Inflation has significantly impacted shopping habits, with consumers fighting back against prices that remain about 19% above pre-pandemic levels. This resistance is evident in grocery stores, where consumers are shifting away from name brands to store-brand items, using discount stores, and buying fewer items like snacks or gourmet foods. More shoppers are also buying used cars, forcing dealers to provide discounts on new cars. However, the growing consumer pushback to price-gouging has been most evident with food and consumer goods such as paper towels and napkins.

Large food companies have responded by slowing their price increases from the past three years. While some items, like eggs, apples, and milk, are below their peaks, milder increases in food prices should help further cool overall inflation.

Consumer pushback against high prices suggests that inflation should further ease, making this bout of inflation markedly different from the debilitating price spikes of the 1970s and early 1980s. When high inflation persists, consumers often develop an inflationary psychology, leading them to accelerate their purchases before costs rise further, a trend that can perpetuate inflation.

Instead, many consumers have reacted like Stuart Dryden, a commercial underwriter at a bank who points out big price disparities between Kraft Heinz-branded products and store-label competitors. This has led to a decrease in sales for many brand name products as more consumers switched to cheaper brands.

Investment strategist Samuel Rines at Corbu suggests that these companies exploited the rise in input costs from supply-chain disruptions and Russia’s invasion of Ukraine to dramatically raise their prices and increase profits in 2021 and 2022. However, many of these companies discovered that the strategy was no longer working, as most consumers have since spent the savings they built up during the pandemic. Lower-income consumers, in particular, are running up credit card debt and falling behind on their payments. Americans overall are spending more cautiously, with overall sales during the holiday shopping season being up just 4%.

Unilever, which makes Hellman’s mayonnaise, Ben & Jerry’s ice cream, and Dove soaps, jacked up its prices 13.3% on average across its brands in 2022, leading to a 3.6% sales volume fall. In response, it raised prices just 2.8% last year, resulting in a 1.8% sales increase.

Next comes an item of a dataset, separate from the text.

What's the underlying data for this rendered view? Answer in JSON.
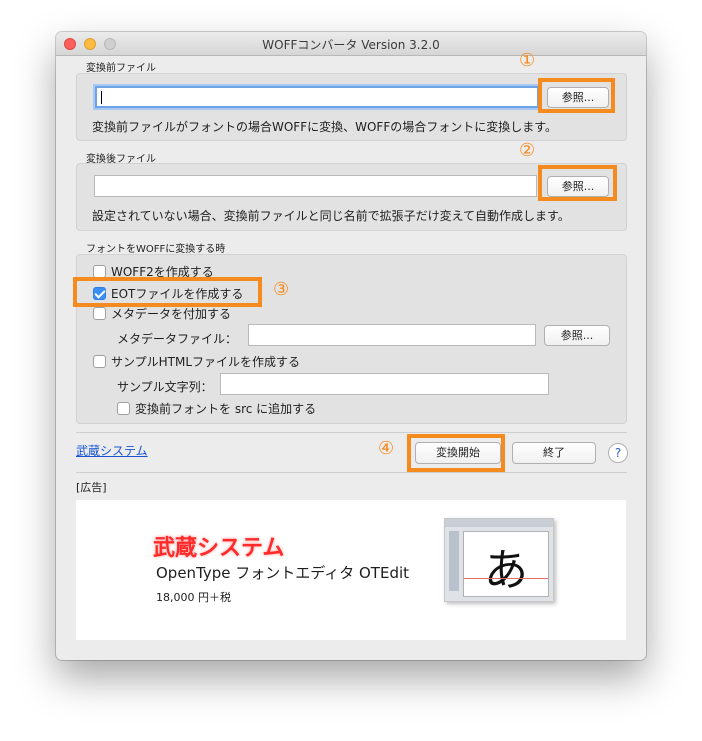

Companies are becoming more skeptical of their ability to have price be the driver of their revenues, as consumers are no longer willing to take higher pricing. Unilever recently attributed poor sales performance in Europe to “share losses to private labels.”

Other businesses have noticed this trend, with PepsiCo executives citing the impact of private labeling on sales and the need for companies to find efficiencies in their factories and other parts of their business to offset and mitigate further price increases.

Source: Globe and Mail